What it does is set a high bar for the use of federal troops in a policing role. That reflects America’s traditional distrust of using standing armies to enforce order at home, a distrust that’s well-justified.
There are good reasons to resist any push toward domestic militarization.
As one federal court has explained: “Military personnel must be trained to operate under circumstances where the protection of constitutional freedoms cannot receive the consideration needed in order to assure their preservation. The Posse Comitatus statute is intended to meet that danger.”
Army Lt. Gen. Russell Honore, commander of the federal troops helping out in New Orleans, seemed to recognize that danger when he ordered his soldiers to keep their guns pointed down: “This isn’t Iraq,” he said.
Soldiers are trained to be warriors, not peace officers — which is as it should be. But putting full-time warriors into a civilian policing situation can result in serious collateral damage to American life and liberty.
It can also undermine military readiness, because when soldiers are forced into the role of police officers, their war-fighting skills degrade.
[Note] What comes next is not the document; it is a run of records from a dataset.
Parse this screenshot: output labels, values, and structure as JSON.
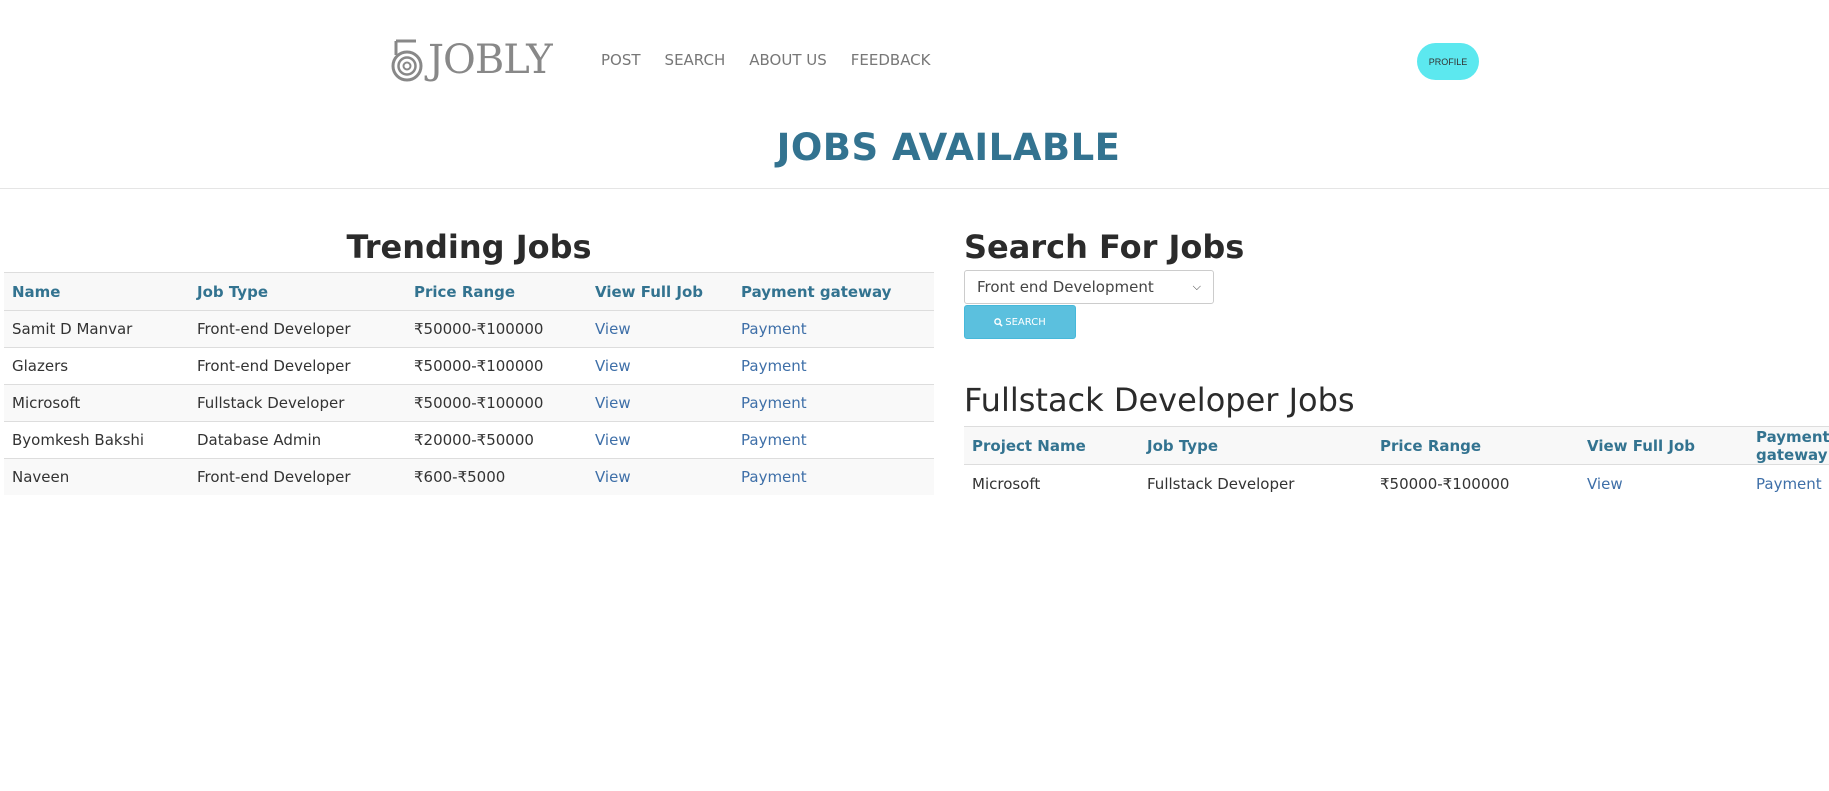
{
  "brand": {
    "name": "JOBLY",
    "logo_icon": "spiral-five-icon",
    "logo_color": "#888888"
  },
  "nav": {
    "items": [
      "POST",
      "SEARCH",
      "ABOUT US",
      "FEEDBACK"
    ]
  },
  "profile": {
    "label": "PROFILE",
    "color": "#5ce8ef"
  },
  "page": {
    "heading": "JOBS AVAILABLE",
    "heading_color": "#337390"
  },
  "trending": {
    "title": "Trending Jobs",
    "columns": [
      "Name",
      "Job Type",
      "Price Range",
      "View Full Job",
      "Payment gateway"
    ],
    "rows": [
      {
        "name": "Samit D Manvar",
        "type": "Front-end Developer",
        "price": "₹50000-₹100000",
        "view": "View",
        "payment": "Payment"
      },
      {
        "name": "Glazers",
        "type": "Front-end Developer",
        "price": "₹50000-₹100000",
        "view": "View",
        "payment": "Payment"
      },
      {
        "name": "Microsoft",
        "type": "Fullstack Developer",
        "price": "₹50000-₹100000",
        "view": "View",
        "payment": "Payment"
      },
      {
        "name": "Byomkesh Bakshi",
        "type": "Database Admin",
        "price": "₹20000-₹50000",
        "view": "View",
        "payment": "Payment"
      },
      {
        "name": "Naveen",
        "type": "Front-end Developer",
        "price": "₹600-₹5000",
        "view": "View",
        "payment": "Payment"
      }
    ]
  },
  "search": {
    "title": "Search For Jobs",
    "selected": "Front end Development",
    "button_label": "SEARCH",
    "button_icon": "search-icon",
    "button_color": "#5bc0de"
  },
  "fullstack": {
    "title": "Fullstack Developer Jobs",
    "columns": [
      "Project Name",
      "Job Type",
      "Price Range",
      "View Full Job",
      "Payment gateway"
    ],
    "rows": [
      {
        "name": "Microsoft",
        "type": "Fullstack Developer",
        "price": "₹50000-₹100000",
        "view": "View",
        "payment": "Payment"
      }
    ]
  }
}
That’s what the General Accounting Office concluded in a 2003 report looking at some of the homeland security missions the military was required to carry out after Sept. 11, 2001.
According to the report, “While on domestic military missions, combat units are unable to maintain proficiency because these missions provide less opportunity to practice the varied skills required for combat and consequently offer little training value.”
The GAO also concluded that such missions put a serious strain on a military already heavily committed abroad.
American law calls for civilian peace officers to keep the peace, or, failing that, National Guard troops under the command of their state governors. So perhaps we should stop treating the National Guard as if it’s no different than the Army Reserve.More